__DATA SUPPLIED__
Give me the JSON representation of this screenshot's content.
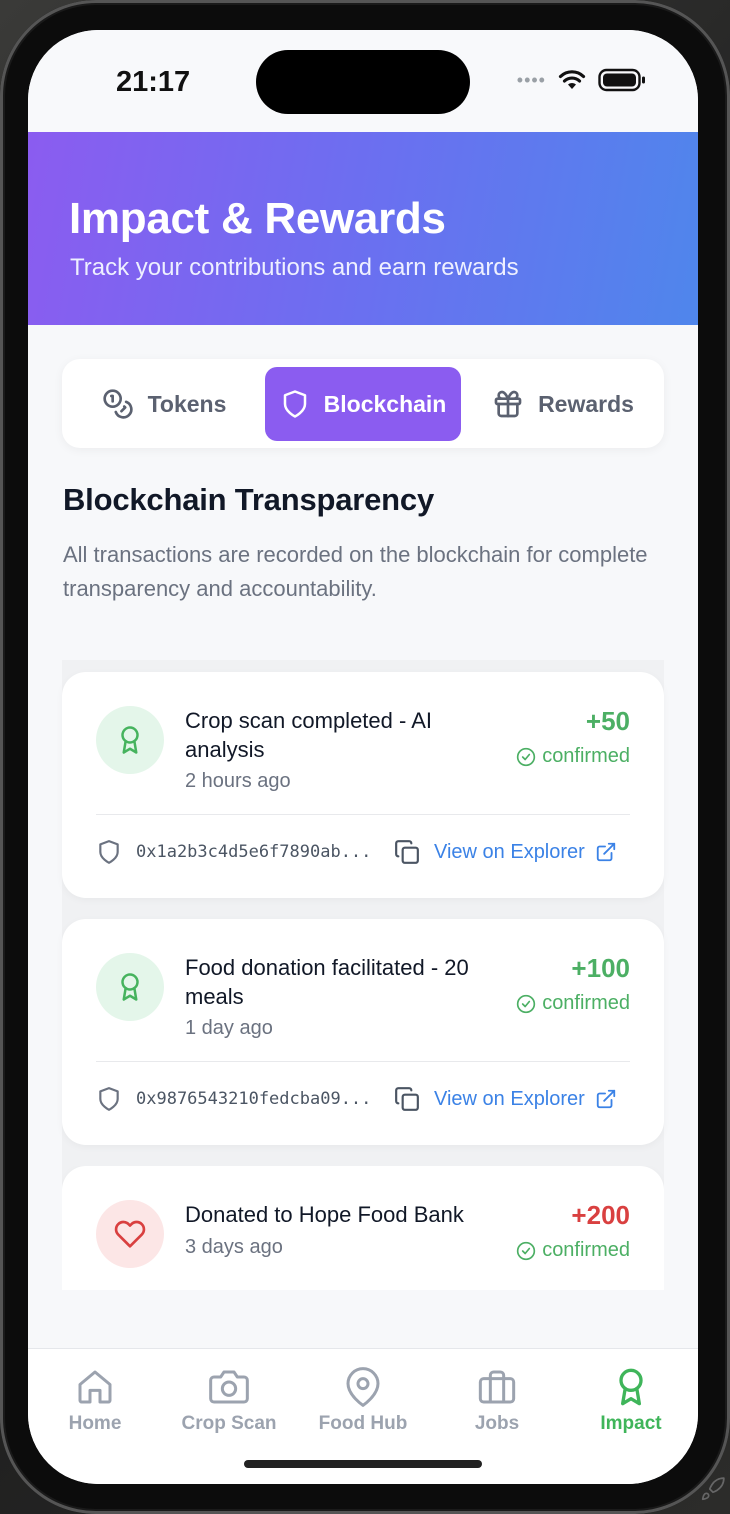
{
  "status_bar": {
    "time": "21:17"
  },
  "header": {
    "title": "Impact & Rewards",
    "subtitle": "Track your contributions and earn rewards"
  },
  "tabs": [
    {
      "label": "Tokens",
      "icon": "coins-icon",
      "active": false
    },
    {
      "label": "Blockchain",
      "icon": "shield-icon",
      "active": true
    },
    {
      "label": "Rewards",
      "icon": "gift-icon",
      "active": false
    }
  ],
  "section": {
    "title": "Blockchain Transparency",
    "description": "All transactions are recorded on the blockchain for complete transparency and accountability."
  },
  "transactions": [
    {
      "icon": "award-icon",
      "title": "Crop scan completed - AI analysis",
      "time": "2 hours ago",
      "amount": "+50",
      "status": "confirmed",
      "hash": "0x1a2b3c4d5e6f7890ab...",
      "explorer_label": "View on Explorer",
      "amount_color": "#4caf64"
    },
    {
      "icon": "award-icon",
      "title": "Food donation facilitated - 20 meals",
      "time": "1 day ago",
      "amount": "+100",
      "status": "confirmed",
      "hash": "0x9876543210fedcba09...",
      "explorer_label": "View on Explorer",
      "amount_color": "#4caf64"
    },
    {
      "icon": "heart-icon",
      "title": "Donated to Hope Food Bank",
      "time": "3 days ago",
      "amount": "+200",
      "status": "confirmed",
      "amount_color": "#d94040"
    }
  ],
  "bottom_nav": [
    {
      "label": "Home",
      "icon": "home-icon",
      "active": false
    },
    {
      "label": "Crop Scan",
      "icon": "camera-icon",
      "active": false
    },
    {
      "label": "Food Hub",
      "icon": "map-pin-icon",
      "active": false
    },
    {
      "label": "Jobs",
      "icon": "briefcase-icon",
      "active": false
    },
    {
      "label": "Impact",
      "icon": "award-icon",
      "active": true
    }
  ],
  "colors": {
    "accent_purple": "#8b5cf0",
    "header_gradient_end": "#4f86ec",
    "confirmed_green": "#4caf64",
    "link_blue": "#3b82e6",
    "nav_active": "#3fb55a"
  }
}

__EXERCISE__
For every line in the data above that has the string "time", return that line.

__SOLUTION TO THE EXERCISE__
    "time": "21:17"
      "time": "2 hours ago",
      "time": "1 day ago",
      "time": "3 days ago",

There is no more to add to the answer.